In a letter to me of the 3rd of October 2003 Mr Robert Cornall, the Secretary of the Attorney-General’s Department states that “ the role of the Australian Legal Consultant is still the subject of discussions with the US Authorities”.  What those discussions are I have no idea and nor have I heard further from Mr Cornall on this point.

Mr Cornall, in his letter did state that “ the Consultant would be required not to communicate with news media representatives regarding the case and any other matters relating to Military Commissions unless such communication is approved by the Appointing Authority or the General Secretary of the United States Department of Defence” .

I, like the President of the United States love “ free speech ”.  This requirement appears to be deliberately targeted at silencing the lawyers.  This restraint also applies to any US Military or civilian lawyer involved in the matter.


Given the limitations of President Bush’s Military Order and the Regulations made thereunder for the conduct of the Tribunals, it is clear that David will not receive in Guantanamo Bay what Australians would refer to as a “ fair go ”.

In Australia, I believe David would receive a fair trial.  If the Australian Government was serious about human rights it would insist on his return to Australia to face trial before a competent Australian Court.





1 The United States occupies Guantanamo Bay under a lease entered into with the Cuban Government in 1903.  Agreement between the United States and Cuba for the lease of lands for ……… and naval stations, February.16-23, 1903, US-Cuba, art. iii, T.S. 418.  The lease provides:

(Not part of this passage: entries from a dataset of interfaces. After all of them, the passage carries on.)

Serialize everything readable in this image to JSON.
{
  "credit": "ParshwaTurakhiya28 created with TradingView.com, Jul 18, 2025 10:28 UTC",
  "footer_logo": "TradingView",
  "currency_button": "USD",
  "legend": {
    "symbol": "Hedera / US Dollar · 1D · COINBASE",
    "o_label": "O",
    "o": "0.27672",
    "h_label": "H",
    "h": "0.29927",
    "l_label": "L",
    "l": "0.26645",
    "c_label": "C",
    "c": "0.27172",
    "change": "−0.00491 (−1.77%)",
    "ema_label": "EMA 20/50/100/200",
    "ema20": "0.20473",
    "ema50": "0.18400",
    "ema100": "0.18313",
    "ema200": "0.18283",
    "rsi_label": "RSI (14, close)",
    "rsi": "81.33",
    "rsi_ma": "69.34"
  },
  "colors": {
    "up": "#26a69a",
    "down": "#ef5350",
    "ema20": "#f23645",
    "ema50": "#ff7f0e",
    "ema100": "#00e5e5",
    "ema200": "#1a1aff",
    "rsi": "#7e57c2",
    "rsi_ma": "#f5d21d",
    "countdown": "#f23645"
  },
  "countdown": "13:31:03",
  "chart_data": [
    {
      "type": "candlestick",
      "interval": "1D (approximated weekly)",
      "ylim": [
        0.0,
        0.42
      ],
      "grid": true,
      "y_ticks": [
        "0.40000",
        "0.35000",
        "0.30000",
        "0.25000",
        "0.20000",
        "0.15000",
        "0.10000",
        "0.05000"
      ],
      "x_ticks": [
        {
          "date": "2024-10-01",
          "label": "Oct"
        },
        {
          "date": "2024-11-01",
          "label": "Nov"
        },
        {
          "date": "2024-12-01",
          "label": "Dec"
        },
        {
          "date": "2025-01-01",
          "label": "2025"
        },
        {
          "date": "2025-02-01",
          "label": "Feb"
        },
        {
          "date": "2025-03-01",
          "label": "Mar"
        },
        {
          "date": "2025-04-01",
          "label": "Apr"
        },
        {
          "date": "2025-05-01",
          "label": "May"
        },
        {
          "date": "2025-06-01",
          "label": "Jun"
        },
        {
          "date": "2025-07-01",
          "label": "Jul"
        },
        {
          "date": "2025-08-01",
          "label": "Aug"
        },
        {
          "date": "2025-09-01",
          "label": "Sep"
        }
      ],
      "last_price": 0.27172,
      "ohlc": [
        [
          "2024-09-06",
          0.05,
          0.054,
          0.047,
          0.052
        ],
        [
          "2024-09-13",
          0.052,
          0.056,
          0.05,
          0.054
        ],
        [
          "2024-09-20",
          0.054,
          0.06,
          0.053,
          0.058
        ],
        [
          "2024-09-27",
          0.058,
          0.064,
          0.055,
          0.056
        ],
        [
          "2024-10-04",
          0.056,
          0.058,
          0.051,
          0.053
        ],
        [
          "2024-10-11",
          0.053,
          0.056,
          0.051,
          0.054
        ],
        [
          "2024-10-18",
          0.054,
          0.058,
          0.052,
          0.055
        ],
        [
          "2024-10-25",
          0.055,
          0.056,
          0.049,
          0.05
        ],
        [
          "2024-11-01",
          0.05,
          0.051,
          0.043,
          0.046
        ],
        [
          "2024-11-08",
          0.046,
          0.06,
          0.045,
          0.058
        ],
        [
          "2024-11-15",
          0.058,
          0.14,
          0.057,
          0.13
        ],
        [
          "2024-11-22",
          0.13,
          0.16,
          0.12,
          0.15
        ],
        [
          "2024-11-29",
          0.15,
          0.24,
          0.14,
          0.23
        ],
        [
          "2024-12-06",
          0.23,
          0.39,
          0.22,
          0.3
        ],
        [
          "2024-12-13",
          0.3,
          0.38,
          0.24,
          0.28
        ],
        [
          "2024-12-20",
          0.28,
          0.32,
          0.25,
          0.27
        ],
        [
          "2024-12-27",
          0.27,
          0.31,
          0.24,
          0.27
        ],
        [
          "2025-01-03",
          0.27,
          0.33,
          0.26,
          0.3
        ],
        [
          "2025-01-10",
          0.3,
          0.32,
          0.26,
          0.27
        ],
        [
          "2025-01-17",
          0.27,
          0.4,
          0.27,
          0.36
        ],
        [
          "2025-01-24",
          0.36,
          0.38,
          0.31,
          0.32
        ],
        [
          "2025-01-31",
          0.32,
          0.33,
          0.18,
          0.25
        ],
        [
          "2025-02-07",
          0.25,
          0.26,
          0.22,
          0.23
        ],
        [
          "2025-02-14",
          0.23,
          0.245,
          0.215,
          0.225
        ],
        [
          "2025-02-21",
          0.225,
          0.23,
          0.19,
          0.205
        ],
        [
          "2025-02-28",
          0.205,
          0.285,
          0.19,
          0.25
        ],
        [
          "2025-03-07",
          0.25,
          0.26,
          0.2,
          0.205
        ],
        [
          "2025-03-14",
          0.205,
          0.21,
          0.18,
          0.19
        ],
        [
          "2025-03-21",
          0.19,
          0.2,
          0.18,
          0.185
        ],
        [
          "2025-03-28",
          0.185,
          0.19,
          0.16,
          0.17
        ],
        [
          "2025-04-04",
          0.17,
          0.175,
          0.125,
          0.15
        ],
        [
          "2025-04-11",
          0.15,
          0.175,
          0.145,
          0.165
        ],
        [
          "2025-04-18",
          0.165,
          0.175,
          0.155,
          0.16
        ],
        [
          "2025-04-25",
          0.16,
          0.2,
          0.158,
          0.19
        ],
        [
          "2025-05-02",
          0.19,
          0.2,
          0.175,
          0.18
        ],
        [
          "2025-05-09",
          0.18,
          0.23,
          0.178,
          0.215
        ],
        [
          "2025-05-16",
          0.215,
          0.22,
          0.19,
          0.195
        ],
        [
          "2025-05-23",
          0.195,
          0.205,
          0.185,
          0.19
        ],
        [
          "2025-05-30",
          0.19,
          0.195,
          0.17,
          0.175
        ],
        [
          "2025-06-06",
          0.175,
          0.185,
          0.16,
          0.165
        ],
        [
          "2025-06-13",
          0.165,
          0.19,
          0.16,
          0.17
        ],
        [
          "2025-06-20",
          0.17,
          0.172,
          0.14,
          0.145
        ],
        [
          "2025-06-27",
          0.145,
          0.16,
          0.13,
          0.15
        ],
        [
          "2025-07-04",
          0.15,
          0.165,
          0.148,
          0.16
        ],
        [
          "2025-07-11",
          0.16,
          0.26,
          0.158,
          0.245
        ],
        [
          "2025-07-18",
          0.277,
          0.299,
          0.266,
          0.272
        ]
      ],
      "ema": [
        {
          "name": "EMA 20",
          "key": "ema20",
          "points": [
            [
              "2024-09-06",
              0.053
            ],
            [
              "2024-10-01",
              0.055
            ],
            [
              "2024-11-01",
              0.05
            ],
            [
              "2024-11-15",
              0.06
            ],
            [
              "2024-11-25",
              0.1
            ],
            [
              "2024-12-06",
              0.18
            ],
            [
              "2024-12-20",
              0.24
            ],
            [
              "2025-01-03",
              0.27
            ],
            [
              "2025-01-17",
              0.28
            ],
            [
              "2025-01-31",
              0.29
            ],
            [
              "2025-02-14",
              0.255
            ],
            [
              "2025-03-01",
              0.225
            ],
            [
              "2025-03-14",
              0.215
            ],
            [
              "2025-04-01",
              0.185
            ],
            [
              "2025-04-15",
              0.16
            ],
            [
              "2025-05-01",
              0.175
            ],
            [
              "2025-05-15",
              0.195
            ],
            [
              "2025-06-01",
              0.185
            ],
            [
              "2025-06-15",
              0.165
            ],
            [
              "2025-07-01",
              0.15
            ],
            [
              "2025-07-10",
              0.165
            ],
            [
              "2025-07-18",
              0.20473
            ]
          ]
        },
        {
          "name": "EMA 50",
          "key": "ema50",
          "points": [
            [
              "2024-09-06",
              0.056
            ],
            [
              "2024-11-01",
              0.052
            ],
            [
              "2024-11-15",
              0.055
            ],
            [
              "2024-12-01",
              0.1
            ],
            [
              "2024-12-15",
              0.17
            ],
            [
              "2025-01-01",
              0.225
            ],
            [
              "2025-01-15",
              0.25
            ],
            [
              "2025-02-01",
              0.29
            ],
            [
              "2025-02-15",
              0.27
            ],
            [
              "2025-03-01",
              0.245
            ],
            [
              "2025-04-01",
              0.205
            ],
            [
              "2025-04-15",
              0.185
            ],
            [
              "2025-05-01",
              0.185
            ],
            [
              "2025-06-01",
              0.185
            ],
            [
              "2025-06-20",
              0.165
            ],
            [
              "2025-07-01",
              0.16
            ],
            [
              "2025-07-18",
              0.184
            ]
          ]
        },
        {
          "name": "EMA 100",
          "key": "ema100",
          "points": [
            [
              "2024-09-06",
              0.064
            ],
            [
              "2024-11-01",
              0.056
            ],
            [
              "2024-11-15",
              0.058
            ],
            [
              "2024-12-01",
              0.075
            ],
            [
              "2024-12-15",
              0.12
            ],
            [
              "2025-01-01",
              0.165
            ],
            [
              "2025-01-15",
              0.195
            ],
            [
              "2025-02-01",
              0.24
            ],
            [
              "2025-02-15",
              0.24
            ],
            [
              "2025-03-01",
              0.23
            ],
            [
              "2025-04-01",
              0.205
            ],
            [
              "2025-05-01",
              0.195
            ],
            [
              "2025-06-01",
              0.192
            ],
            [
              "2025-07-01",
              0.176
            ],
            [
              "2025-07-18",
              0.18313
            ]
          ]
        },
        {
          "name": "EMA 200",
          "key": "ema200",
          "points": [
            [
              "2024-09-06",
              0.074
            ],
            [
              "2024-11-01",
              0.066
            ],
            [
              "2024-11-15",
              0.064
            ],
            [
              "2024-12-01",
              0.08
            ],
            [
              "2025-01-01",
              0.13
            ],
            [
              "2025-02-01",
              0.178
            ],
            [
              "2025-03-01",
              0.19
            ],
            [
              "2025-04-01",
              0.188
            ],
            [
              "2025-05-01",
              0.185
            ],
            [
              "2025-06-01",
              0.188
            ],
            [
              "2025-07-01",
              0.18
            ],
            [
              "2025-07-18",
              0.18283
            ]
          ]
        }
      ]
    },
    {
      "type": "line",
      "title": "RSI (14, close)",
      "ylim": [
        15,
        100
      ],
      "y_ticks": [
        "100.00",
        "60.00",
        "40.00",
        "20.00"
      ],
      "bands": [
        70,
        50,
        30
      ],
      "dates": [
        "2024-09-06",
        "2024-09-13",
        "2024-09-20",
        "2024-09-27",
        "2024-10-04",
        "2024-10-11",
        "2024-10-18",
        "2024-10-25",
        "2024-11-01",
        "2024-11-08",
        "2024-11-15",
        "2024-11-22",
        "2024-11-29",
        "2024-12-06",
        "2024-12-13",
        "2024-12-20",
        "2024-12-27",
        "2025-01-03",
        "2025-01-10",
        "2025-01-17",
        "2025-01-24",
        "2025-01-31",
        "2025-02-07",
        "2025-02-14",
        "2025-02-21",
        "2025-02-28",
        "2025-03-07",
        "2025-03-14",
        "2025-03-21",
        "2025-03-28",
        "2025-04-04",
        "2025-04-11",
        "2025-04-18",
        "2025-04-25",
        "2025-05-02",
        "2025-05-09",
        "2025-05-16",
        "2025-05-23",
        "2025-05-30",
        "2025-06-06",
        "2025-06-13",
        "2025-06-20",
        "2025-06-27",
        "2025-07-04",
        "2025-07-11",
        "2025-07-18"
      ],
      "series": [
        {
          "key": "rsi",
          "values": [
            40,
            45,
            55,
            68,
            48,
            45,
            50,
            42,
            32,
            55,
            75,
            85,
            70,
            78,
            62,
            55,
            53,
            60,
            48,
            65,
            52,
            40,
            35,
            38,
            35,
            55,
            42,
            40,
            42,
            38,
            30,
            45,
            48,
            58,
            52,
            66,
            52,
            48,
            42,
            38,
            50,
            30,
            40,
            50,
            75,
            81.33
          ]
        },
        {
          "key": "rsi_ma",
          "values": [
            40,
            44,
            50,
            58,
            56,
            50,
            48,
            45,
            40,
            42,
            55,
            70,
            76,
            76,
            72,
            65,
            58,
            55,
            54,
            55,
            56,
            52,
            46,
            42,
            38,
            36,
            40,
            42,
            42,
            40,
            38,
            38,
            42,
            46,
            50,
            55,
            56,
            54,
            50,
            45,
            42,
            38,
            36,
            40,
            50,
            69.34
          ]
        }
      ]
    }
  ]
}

“While on the one hand the United States recognises the continuance of the ultimate sovereignty of the Republic of Cuba over [the Military Base at Guantanamo Bay], on the other hand the Republic of Cuba consents that during the period of occupation by the United States of said areas under the terms of this agreement the United States shall exercise complete jurisdiction and control over and within said areas with the right to acquire … for the public purpose of the United States any land or other property therein by purchase or by extent of eminent domain with full compensation to the owners thereof.” (Rasul v Bush, Civil Action No. 02-299 (unreported)30 th July 2002 page 23).

2 See page 8, Respondent’s motion to dismiss Petitioner’s first amended Petition for Writ of Habeas Corpus Russell v. Bush Civil Action No.02-0299 (CKK).

3 Id at page 3.

4 Military Commission Order No. 1 Clause 5(B).

5 Military Order No. 1 21/3/02 Clause D(5)(b)

6 Letter of Prime Minister John Howard to Mr John Valder dated 22/8/03

7 Please note, there is no restriction on the President changing a sentence including imposing the death penalty.